Epilepsy is a neurological disorder that is primarily noted for producing seizures, which are the most obvious and often dramatic feature of epilepsy. However, there are a number of other symptoms of neurological dysfunction that can be associated with epilepsy. Since much of the brain’s activity is devoted to cognitive functions, it is not uncommon for persons with epilepsy to also experience some degree of cognitive dysfunction (ranging from the obvious to the very subtle), which may only be detected through a neuropsychological assessment. This helps explain why some children with epilepsy experience marked learning problems. Children with epilepsy may or may not have learning weaknesses that fit the traditional definition of a “specific learning disability”. A learning disability (or disorder) refers to a condition in which a person is reading, writing and/or arithmetic skills are significantly weaker than expected based on their intellectual ability (i.e. their IQ).
Persons with epilepsy may have a specific learning disability, either as a direct result of the neurological dysfunction underlying their epilepsy, or through dysfunction unrelated to their epilepsy.
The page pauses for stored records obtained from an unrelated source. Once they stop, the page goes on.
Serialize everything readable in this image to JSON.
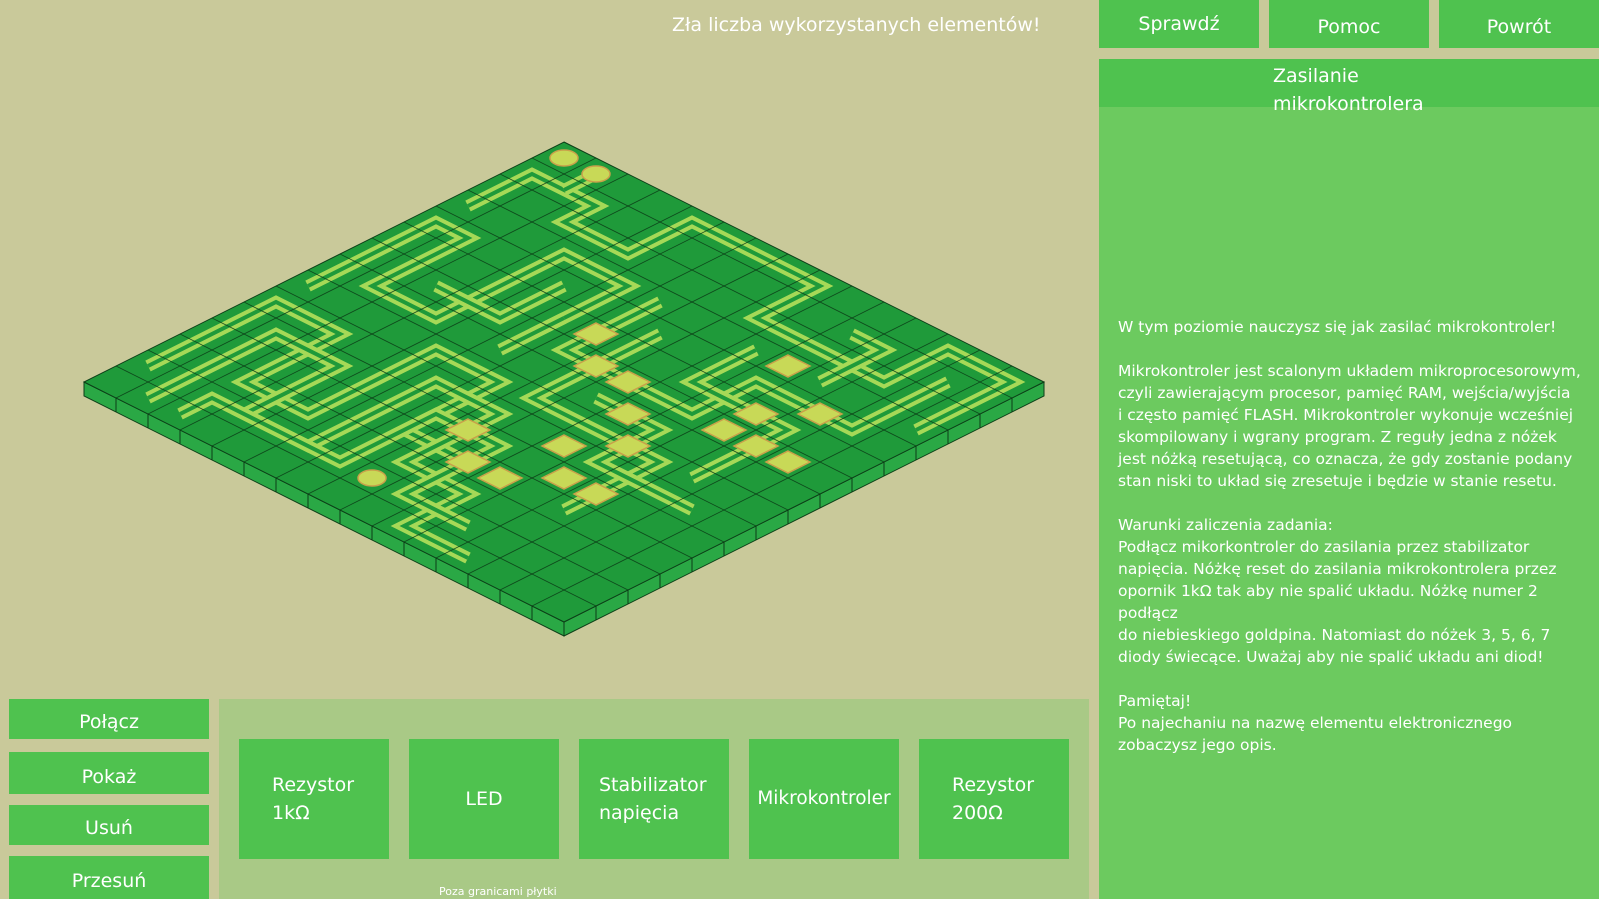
{
  "status_message": "Zła liczba wykorzystanych elementów!",
  "top_buttons": {
    "check": "Sprawdź",
    "help": "Pomoc",
    "back": "Powrót"
  },
  "level": {
    "title": "Zasilanie\nmikrokontrolera",
    "paragraphs": [
      "W tym poziomie nauczysz się jak zasilać mikrokontroler!",
      "Mikrokontroler jest scalonym układem mikroprocesorowym,\nczyli zawierającym procesor, pamięć RAM, wejścia/wyjścia\ni często pamięć FLASH. Mikrokontroler wykonuje wcześniej\nskompilowany i wgrany program. Z reguły jedna z nóżek\njest nóżką resetującą, co oznacza, że gdy zostanie podany\nstan niski to układ się zresetuje i będzie w stanie resetu.",
      "Warunki zaliczenia zadania:\nPodłącz mikorkontroler do zasilania przez stabilizator\nnapięcia. Nóżkę reset do zasilania mikrokontrolera przez\nopornik 1kΩ tak aby nie spalić układu. Nóżkę numer 2 podłącz\ndo niebieskiego goldpina. Natomiast do nóżek 3, 5, 6, 7\ndiody świecące. Uważaj aby nie spalić układu ani diod!",
      "Pamiętaj!\nPo najechaniu na nazwę elementu elektronicznego\nzobaczysz jego opis."
    ]
  },
  "tools": {
    "connect": "Połącz",
    "show": "Pokaż",
    "remove": "Usuń",
    "move": "Przesuń"
  },
  "parts": [
    {
      "label": "Rezystor\n1kΩ"
    },
    {
      "label": "LED"
    },
    {
      "label": "Stabilizator\nnapięcia"
    },
    {
      "label": "Mikrokontroler"
    },
    {
      "label": "Rezystor\n200Ω"
    }
  ],
  "hint": "Poza granicami płytki",
  "colors": {
    "background": "#c9c99a",
    "button": "#4fc24f",
    "panel": "#6cca5f",
    "tray": "#a9c986",
    "board": "#1f9a3a",
    "trace": "#a6d957",
    "pad": "#c8d957"
  }
}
However, a number of children with epilepsy appear to have more generalized learning problems that cannot be defined as a specific learning disability.
Excerpt from: Epilepsy and Learning Disabilities by Mark Bailey, Ph.D., R.Psych., Clinical Neuropsychologist at ABLE Developmental Clinic, Surrey, BC
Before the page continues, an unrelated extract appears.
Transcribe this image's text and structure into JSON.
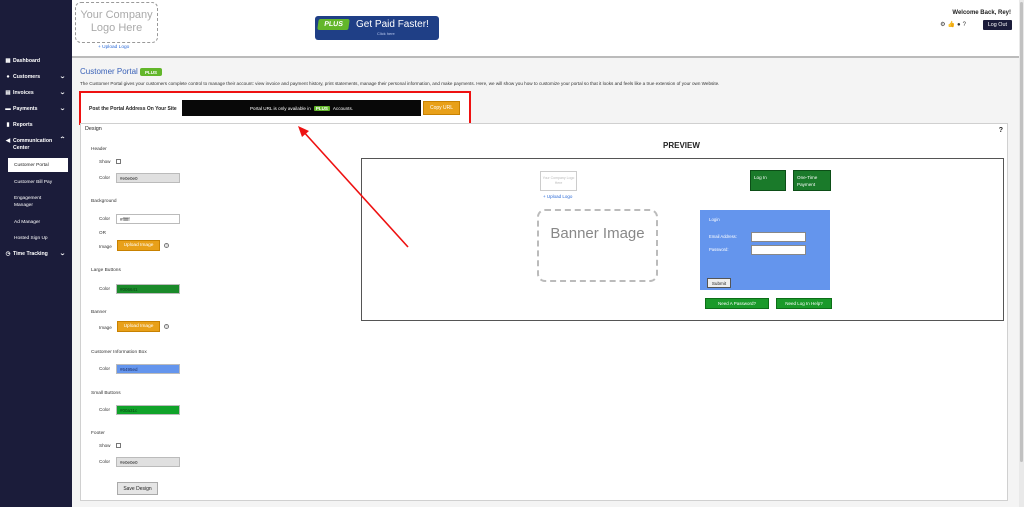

The full article can be found in our Epilepsy Resource Binder, page 53